*** Task material ***

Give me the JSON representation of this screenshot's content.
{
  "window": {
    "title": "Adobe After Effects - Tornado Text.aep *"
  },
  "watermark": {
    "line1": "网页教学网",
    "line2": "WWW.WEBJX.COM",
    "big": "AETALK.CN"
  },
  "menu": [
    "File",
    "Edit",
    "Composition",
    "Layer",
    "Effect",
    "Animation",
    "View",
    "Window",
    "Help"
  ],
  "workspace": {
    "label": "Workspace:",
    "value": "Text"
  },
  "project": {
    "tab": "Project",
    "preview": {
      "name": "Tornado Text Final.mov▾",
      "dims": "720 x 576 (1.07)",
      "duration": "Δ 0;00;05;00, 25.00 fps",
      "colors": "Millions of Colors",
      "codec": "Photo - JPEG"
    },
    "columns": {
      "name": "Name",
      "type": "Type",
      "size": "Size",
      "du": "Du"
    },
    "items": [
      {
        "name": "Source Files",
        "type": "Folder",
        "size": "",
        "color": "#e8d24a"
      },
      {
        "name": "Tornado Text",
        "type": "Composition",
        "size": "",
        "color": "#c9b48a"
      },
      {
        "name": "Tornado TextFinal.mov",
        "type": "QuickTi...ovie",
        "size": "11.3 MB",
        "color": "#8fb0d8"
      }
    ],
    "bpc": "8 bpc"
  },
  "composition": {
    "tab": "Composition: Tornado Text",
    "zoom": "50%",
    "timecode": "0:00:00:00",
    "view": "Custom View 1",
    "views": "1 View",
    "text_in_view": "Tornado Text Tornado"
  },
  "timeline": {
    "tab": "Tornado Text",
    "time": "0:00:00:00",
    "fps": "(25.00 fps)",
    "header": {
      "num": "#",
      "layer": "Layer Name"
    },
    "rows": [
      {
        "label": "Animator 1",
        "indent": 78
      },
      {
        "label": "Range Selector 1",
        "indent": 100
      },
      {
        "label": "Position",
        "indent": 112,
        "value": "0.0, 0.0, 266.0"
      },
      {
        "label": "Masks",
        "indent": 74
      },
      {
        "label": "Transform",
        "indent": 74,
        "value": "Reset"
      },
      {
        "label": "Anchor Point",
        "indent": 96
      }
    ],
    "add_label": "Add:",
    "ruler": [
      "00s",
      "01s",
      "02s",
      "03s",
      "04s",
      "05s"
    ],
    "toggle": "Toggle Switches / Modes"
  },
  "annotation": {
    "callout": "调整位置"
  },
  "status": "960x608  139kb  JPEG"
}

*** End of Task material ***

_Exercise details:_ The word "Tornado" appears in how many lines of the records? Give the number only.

_The answer:_ 7